Technology is advancing so quickly, and there are so many new phone features it’s hard to keep up. There are a lot of things your smartphone could be doing for you that you may not even know about. Here are seven things your smartphone can do for you that even the grandkids might not know about yet.
One of the best habits for your health, especially as a senior, is monitoring. Being conscious of changes in your body and vital signs may help you see when something isn’t right, which gives you a chance to see your doctor before symptoms become more severe. Smartphones have sensors and apps to help you keep track of some of these factors.
Most smartphones have a health monitoring feature that can keep track of sleep cycles, blood oxygen levels and heart rate.
Studies and surveys show between 13 and 32% of adults over 65 experience sleep apnea, which can be dangerous and lower the quality of your waking life. Checking your sleeping stats may help you catch symptoms of sleep apnea, such as lower blood oxygen levels and inconsistent sleep cycles, so you can get treatment before poor sleep starts to negatively affect your health.
The caring staff at our assisted living community can help you monitor all the health stats your phone can’t — and many it can — but investing in your own tracking capability offers extra peace of mind.
Your smartphone can scan documents with its camera.

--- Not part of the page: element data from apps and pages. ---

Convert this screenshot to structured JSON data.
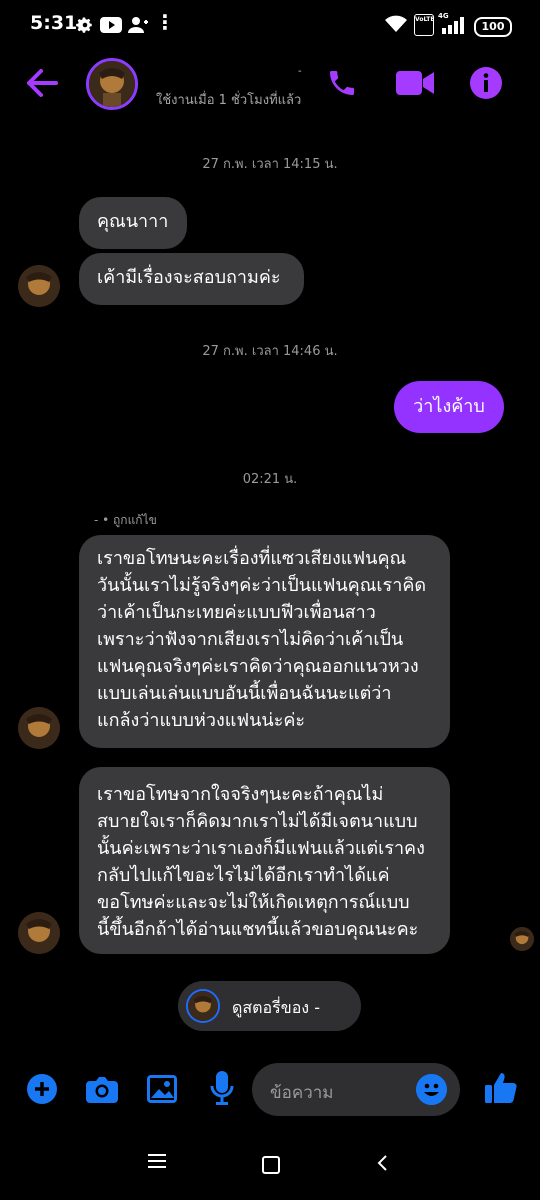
{
  "status_bar": {
    "time": "5:31",
    "battery": "100",
    "net": "4G",
    "volte": "VoLTE"
  },
  "header": {
    "status": "ใช้งานเมื่อ 1 ชั่วโมงที่แล้ว",
    "name_hint": "-"
  },
  "colors": {
    "accent_purple": "#9432ff",
    "icon_purple": "#a43bff",
    "composer_blue": "#1877f2",
    "bubble_gray": "#3a3a3c"
  },
  "messages": {
    "ts1": "27 ก.พ. เวลา 14:15 น.",
    "m1": "คุณนาาา",
    "m2": "เค้ามีเรื่องจะสอบถามค่ะ",
    "ts2": "27 ก.พ. เวลา 14:46 น.",
    "m3": "ว่าไงค้าบ",
    "ts3": "02:21 น.",
    "edited": "- • ถูกแก้ไข",
    "m4_lines": [
      "เราขอโทษนะคะเรื่องที่แซวเสียงแฟนคุณ",
      "วันนั้นเราไม่รู้จริงๆค่ะว่าเป็นแฟนคุณเราคิด",
      "ว่าเค้าเป็นกะเทยค่ะแบบฟีวเพื่อนสาว",
      "เพราะว่าฟังจากเสียงเราไม่คิดว่าเค้าเป็น",
      "แฟนคุณจริงๆค่ะเราคิดว่าคุณออกแนวหวง",
      "แบบเล่นเล่นแบบอันนี้เพื่อนฉันนะแต่ว่า",
      "แกล้งว่าแบบห่วงแฟนน่ะค่ะ"
    ],
    "m5_lines": [
      "เราขอโทษจากใจจริงๆนะคะถ้าคุณไม่",
      "สบายใจเราก็คิดมากเราไม่ได้มีเจตนาแบบ",
      "นั้นค่ะเพราะว่าเราเองก็มีแฟนแล้วแต่เราคง",
      "กลับไปแก้ไขอะไรไม่ได้อีกเราทำได้แค่",
      "ขอโทษค่ะและจะไม่ให้เกิดเหตุการณ์แบบ",
      "นี้ขึ้นอีกถ้าได้อ่านแชทนี้แล้วขอบคุณนะคะ"
    ]
  },
  "story": {
    "label": "ดูสตอรี่ของ -"
  },
  "composer": {
    "placeholder": "ข้อความ"
  },
  "icons": {
    "back": "arrow-left",
    "call": "phone",
    "video": "video-camera",
    "info": "info",
    "add": "plus-circle",
    "camera": "camera",
    "gallery": "image",
    "mic": "microphone",
    "emoji": "smiley",
    "like": "thumbs-up"
  }
}
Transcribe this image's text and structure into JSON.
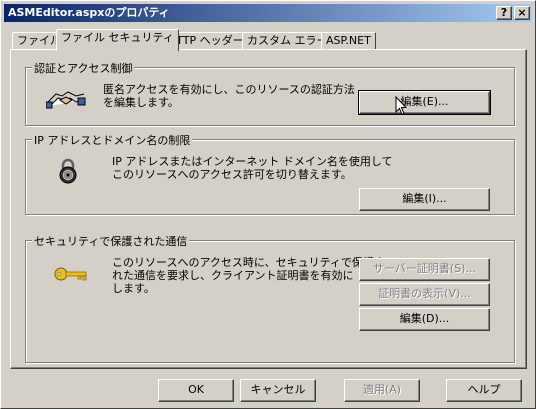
{
  "window": {
    "title": "ASMEditor.aspxのプロパティ",
    "help_button": "?",
    "close_button": "×"
  },
  "tabs": [
    {
      "label": "ファイル",
      "active": false
    },
    {
      "label": "ファイル セキュリティ",
      "active": true
    },
    {
      "label": "HTTP ヘッダー",
      "active": false
    },
    {
      "label": "カスタム エラー",
      "active": false
    },
    {
      "label": "ASP.NET",
      "active": false
    }
  ],
  "auth_group": {
    "title": "認証とアクセス制御",
    "text_line1": "匿名アクセスを有効にし、このリソースの認証方法",
    "text_line2": "を編集します。",
    "edit_button": "編集(E)...",
    "icon": "handshake-icon"
  },
  "ip_group": {
    "title": "IP アドレスとドメイン名の制限",
    "text_line1": "IP アドレスまたはインターネット ドメイン名を使用して",
    "text_line2": "このリソースへのアクセス許可を切り替えます。",
    "edit_button": "編集(I)...",
    "icon": "padlock-icon"
  },
  "secure_group": {
    "title": "セキュリティで保護された通信",
    "text_line1": "このリソースへのアクセス時に、セキュリティで保護さ",
    "text_line2": "れた通信を要求し、クライアント証明書を有効に",
    "text_line3": "します。",
    "server_cert_button": "サーバー証明書(S)...",
    "view_cert_button": "証明書の表示(V)...",
    "edit_button": "編集(D)...",
    "icon": "key-icon"
  },
  "footer": {
    "ok": "OK",
    "cancel": "キャンセル",
    "apply": "適用(A)",
    "help": "ヘルプ"
  }
}
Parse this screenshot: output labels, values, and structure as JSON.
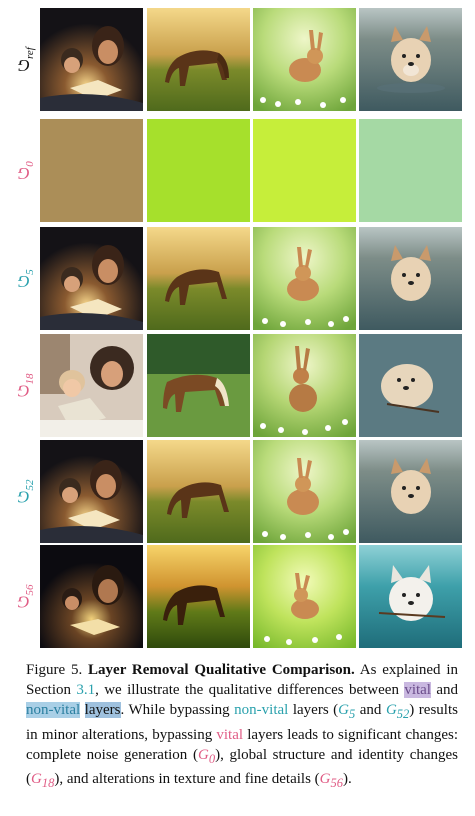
{
  "rows": [
    {
      "label": "G",
      "sub": "ref",
      "color": "#111111"
    },
    {
      "label": "G",
      "sub": "0",
      "color": "#e05c85"
    },
    {
      "label": "G",
      "sub": "5",
      "color": "#2aa1ad"
    },
    {
      "label": "G",
      "sub": "18",
      "color": "#e05c85"
    },
    {
      "label": "G",
      "sub": "52",
      "color": "#2aa1ad"
    },
    {
      "label": "G",
      "sub": "56",
      "color": "#e05c85"
    }
  ],
  "columns": [
    "mother-child-reading",
    "horse-grazing",
    "rabbit-in-flowers",
    "dog-in-water"
  ],
  "caption": {
    "figure": "Figure 5.",
    "title": "Layer Removal Qualitative Comparison.",
    "t1": " As explained in Section ",
    "section_ref": "3.1",
    "t2": ", we illustrate the qualitative differences between ",
    "vital": "vital",
    "and": " and ",
    "non_vital": "non-vital",
    "layers": "layers",
    "t3": ". While bypassing ",
    "t4": " layers (",
    "g5": "G",
    "g5_sub": "5",
    "t5": " and ",
    "g52": "G",
    "g52_sub": "52",
    "t6": ") results in minor alterations, bypassing ",
    "t7": " layers leads to significant changes: complete noise generation (",
    "g0": "G",
    "g0_sub": "0",
    "t8": "), global structure and identity changes (",
    "g18": "G",
    "g18_sub": "18",
    "t9": "), and alterations in texture and fine details (",
    "g56": "G",
    "g56_sub": "56",
    "t10": ")."
  }
}
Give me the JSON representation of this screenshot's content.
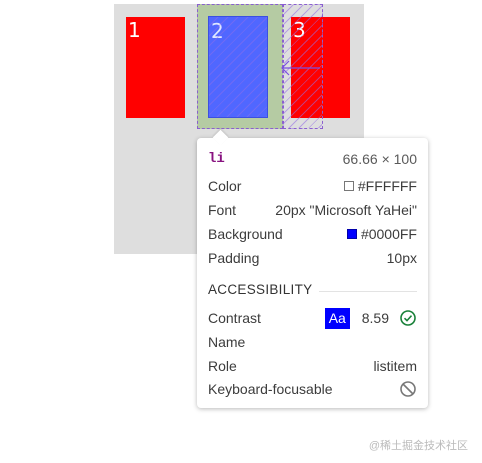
{
  "preview": {
    "items": [
      {
        "label": "1",
        "color": "#FF0000"
      },
      {
        "label": "2",
        "color": "#0000FF"
      },
      {
        "label": "3",
        "color": "#FF0000"
      }
    ]
  },
  "tooltip": {
    "element_tag": "li",
    "dimensions": "66.66 × 100",
    "rows": [
      {
        "label": "Color",
        "value": "#FFFFFF",
        "swatch": "#FFFFFF"
      },
      {
        "label": "Font",
        "value": "20px \"Microsoft YaHei\""
      },
      {
        "label": "Background",
        "value": "#0000FF",
        "swatch": "#0000FF"
      },
      {
        "label": "Padding",
        "value": "10px"
      }
    ],
    "accessibility": {
      "section_title": "ACCESSIBILITY",
      "contrast_label": "Contrast",
      "contrast_badge": "Aa",
      "contrast_value": "8.59",
      "contrast_icon": "check-circle-icon",
      "name_label": "Name",
      "name_value": "",
      "role_label": "Role",
      "role_value": "listitem",
      "focusable_label": "Keyboard-focusable",
      "focusable_icon": "no-entry-icon"
    }
  },
  "watermark": "@稀土掘金技术社区"
}
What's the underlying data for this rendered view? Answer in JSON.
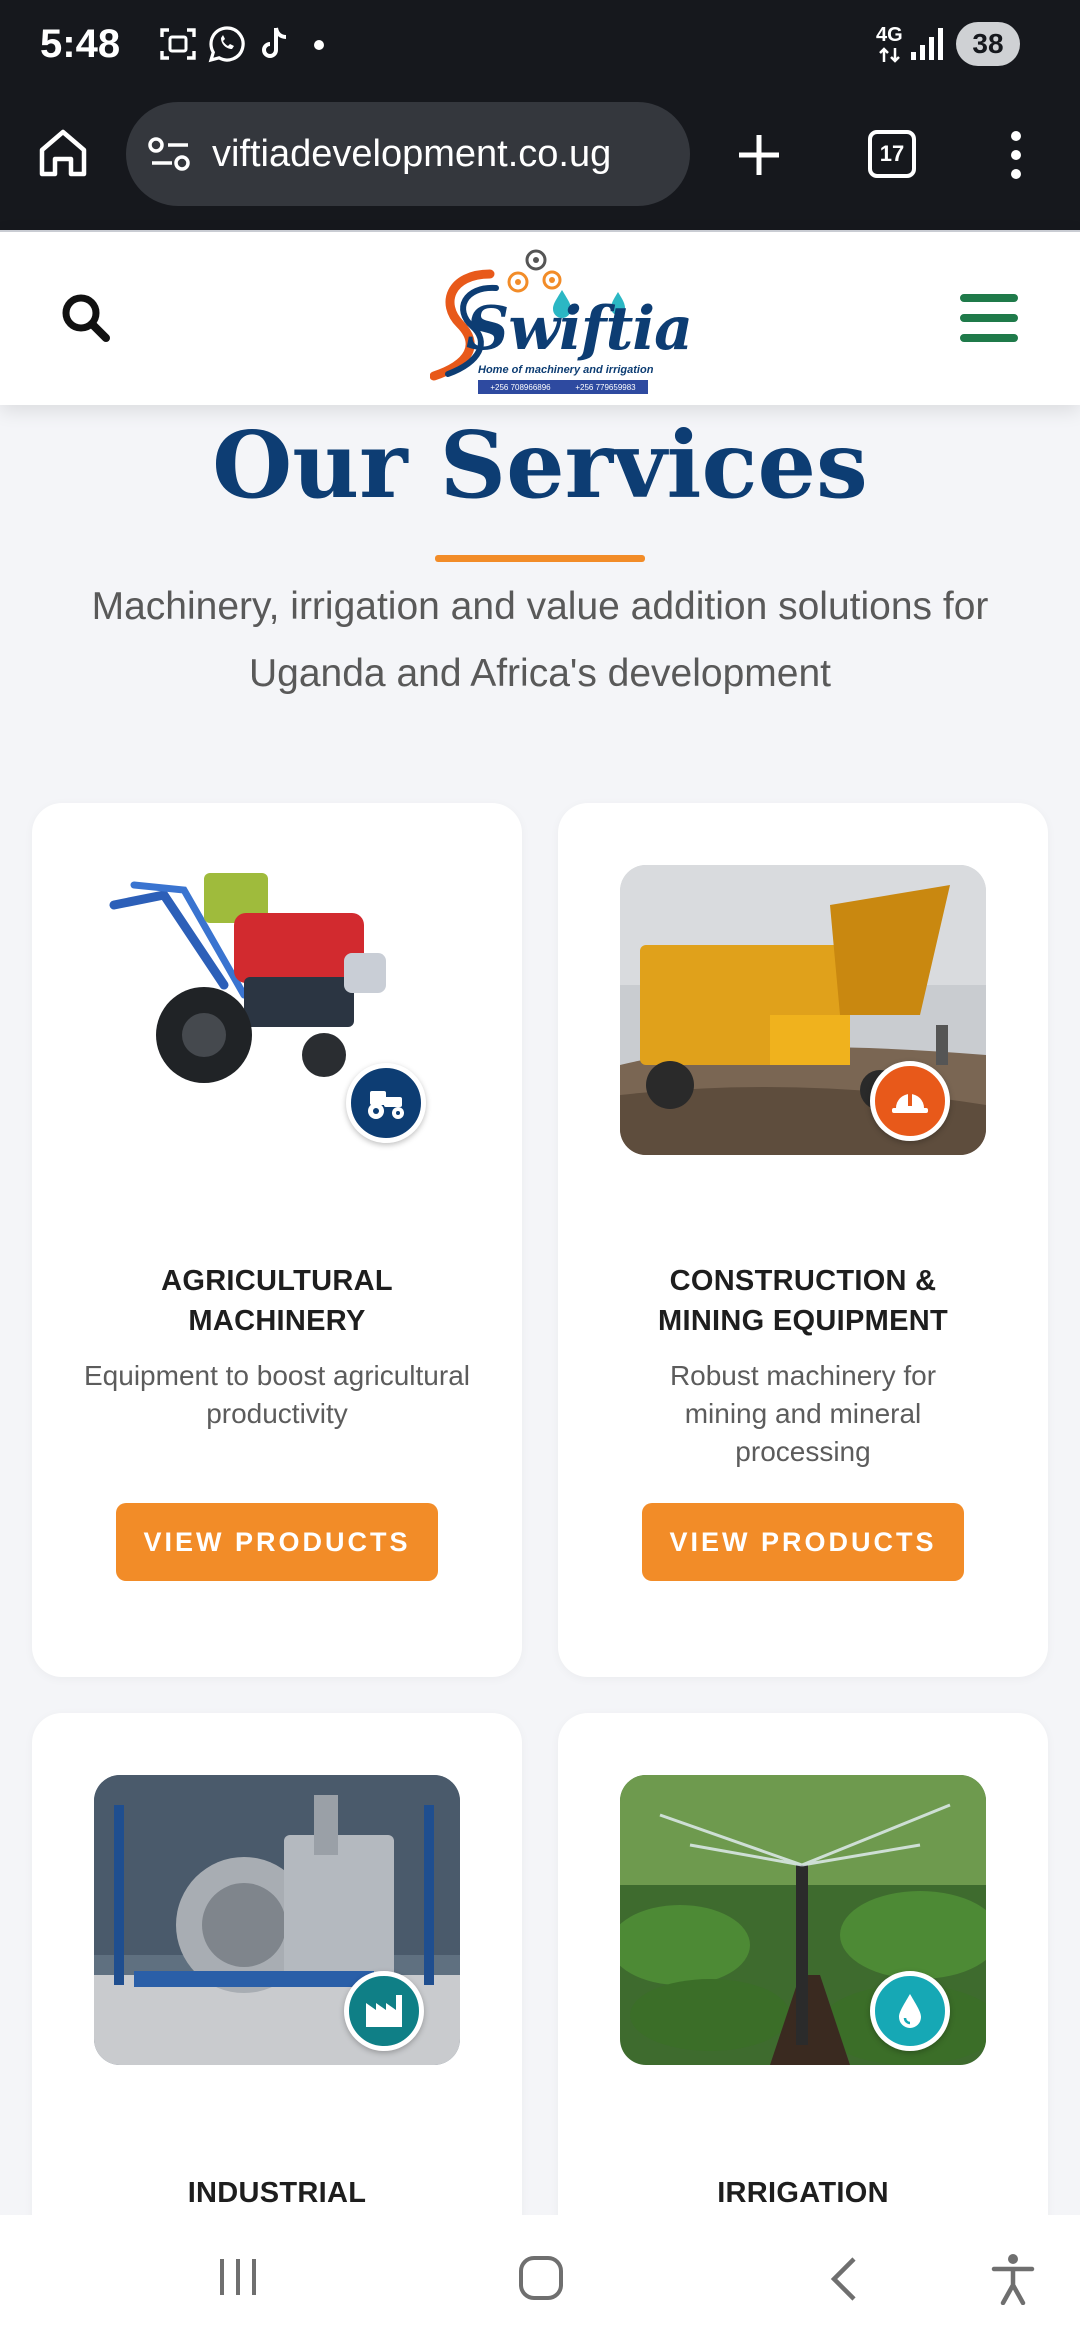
{
  "status": {
    "time": "5:48",
    "notification_icons": [
      "screenshot-icon",
      "whatsapp-icon",
      "tiktok-icon",
      "dot-icon"
    ],
    "network": "4G",
    "battery": "38"
  },
  "browser": {
    "url": "viftiadevelopment.co.ug",
    "tab_count": "17"
  },
  "site": {
    "logo_text": "Swiftia",
    "logo_tagline": "Home of machinery and irrigation",
    "logo_phone_1": "+256 708966896",
    "logo_phone_2": "+256 779659983"
  },
  "hero": {
    "title": "Our Services",
    "subtitle": "Machinery, irrigation and value addition solutions for Uganda and Africa's development"
  },
  "cards": [
    {
      "title": "AGRICULTURAL MACHINERY",
      "description": "Equipment to boost agricultural productivity",
      "button": "VIEW PRODUCTS",
      "badge_icon": "tractor-icon",
      "badge_color": "#0d3d73"
    },
    {
      "title": "CONSTRUCTION & MINING EQUIPMENT",
      "description": "Robust machinery for mining and mineral processing",
      "button": "VIEW PRODUCTS",
      "badge_icon": "hard-hat-icon",
      "badge_color": "#e8591a"
    },
    {
      "title": "INDUSTRIAL",
      "badge_icon": "factory-icon",
      "badge_color": "#0f7f86"
    },
    {
      "title": "IRRIGATION",
      "badge_icon": "water-drop-icon",
      "badge_color": "#16a8b5"
    }
  ],
  "colors": {
    "brand_navy": "#0d3d73",
    "accent_orange": "#f28c28",
    "menu_green": "#1f7a4a"
  }
}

This is convenient for quickly uploading small documents, such as checks or forms. Many banks let you cash checks online with a scanned picture, which can be helpful for seniors with mobility issues who can’t constantly be running to the bank. You can also use it to send scans of important documents to out-of-state friends and family.
Most mobile banking apps offer check scanning options right in the app. You simply open it up and select mobile deposit and then follow the prompts to take pictures of the front and back of your check. If you want to scan other documents, you can download a scanning app such as Adobe Scan.
You can access books from the public library on your phone. You can also purchase and download ebooks on your phone to create your own digital library. To access library books on your phone, use the Libby app. It lets you borrow digital copies of books, usually for a certain period of time just like checking out a real book.
Staring at device screens can strain your eyes if you read on them for too long. You can also negatively impact your sleep quality if you look at a device before bed. Reading devices, such as Kindles and Nooks, let you read without the negative side effects of lighted screens because they use a display technology that mimics how a real page looks. If you’re planning on accessing a lot of books digitally, you may want to invest in one of these devices and only use your phone for reading when you're on the go.
Nearsightedness tends to worsen as you age, which can make reading small print and looking at small images difficult for seniors. Your phone can help by acting as a magnifying glass. This works using the phone camera. It zooms in to create a magnification effect. You can do this by just using the camera and zooming in or by downloading a magnifier app.
One phone feature that may really surprise you is the tape measure tool. Your phone can use image recognition technology to find out the distance between two points using the camera. This can be helpful for seniors who want to measure a wall or piece of furniture but don’t feel comfortable with all the bending you need to do to use a traditional tape measure. You just point your phone at what you need to measure and tap the two points on either side of the length you need.
Carrying around a wallet with cash can be inconvenient and may put you at risk of being robbed. If you set up a mobile wallet with your credit or debit card information, your phone can act as your wallet and be used to pay at many stores. You just tap your phone to card readers to pay. You can also handle most financial tasks on your phone, including banking and investments.
It can be frustrating when your remote stops working because you don’t know if the batteries are dead or the remote is broken. Luckily, you don’t have to get up to check the batteries as long as you have your phone. All you have to do is open your camera app and take a video of your remote's IR light while you press a button. If the batteries are dead, the light should have a faint flash visible to the phone camera but not to your eyes.